THE DATA >>
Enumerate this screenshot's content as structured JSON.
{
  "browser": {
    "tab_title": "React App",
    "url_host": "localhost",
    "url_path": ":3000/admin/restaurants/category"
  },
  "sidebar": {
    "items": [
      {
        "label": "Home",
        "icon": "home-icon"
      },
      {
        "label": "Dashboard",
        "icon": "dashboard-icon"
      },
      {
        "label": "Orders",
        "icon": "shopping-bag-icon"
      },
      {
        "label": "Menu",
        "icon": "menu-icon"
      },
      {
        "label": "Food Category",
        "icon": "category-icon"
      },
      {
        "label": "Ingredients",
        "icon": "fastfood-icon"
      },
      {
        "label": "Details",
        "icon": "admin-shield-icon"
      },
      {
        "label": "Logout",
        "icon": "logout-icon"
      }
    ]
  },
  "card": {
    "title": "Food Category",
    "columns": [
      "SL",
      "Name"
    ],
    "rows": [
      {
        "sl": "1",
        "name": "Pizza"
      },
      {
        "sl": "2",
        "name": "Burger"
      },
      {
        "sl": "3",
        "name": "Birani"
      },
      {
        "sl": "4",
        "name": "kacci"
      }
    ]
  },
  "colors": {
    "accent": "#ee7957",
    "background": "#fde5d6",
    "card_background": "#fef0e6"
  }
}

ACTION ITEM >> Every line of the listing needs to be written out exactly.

EXERCISE SOLUTION >>
Enumerate this screenshot's content as structured JSON.
{
  "browser": {
    "tab_title": "React App",
    "url_host": "localhost",
    "url_path": ":3000/admin/restaurants/category"
  },
  "sidebar": {
    "items": [
      {
        "label": "Home",
        "icon": "home-icon"
      },
      {
        "label": "Dashboard",
        "icon": "dashboard-icon"
      },
      {
        "label": "Orders",
        "icon": "shopping-bag-icon"
      },
      {
        "label": "Menu",
        "icon": "menu-icon"
      },
      {
        "label": "Food Category",
        "icon": "category-icon"
      },
      {
        "label": "Ingredients",
        "icon": "fastfood-icon"
      },
      {
        "label": "Details",
        "icon": "admin-shield-icon"
      },
      {
        "label": "Logout",
        "icon": "logout-icon"
      }
    ]
  },
  "card": {
    "title": "Food Category",
    "columns": [
      "SL",
      "Name"
    ],
    "rows": [
      {
        "sl": "1",
        "name": "Pizza"
      },
      {
        "sl": "2",
        "name": "Burger"
      },
      {
        "sl": "3",
        "name": "Birani"
      },
      {
        "sl": "4",
        "name": "kacci"
      }
    ]
  },
  "colors": {
    "accent": "#ee7957",
    "background": "#fde5d6",
    "card_background": "#fef0e6"
  }
}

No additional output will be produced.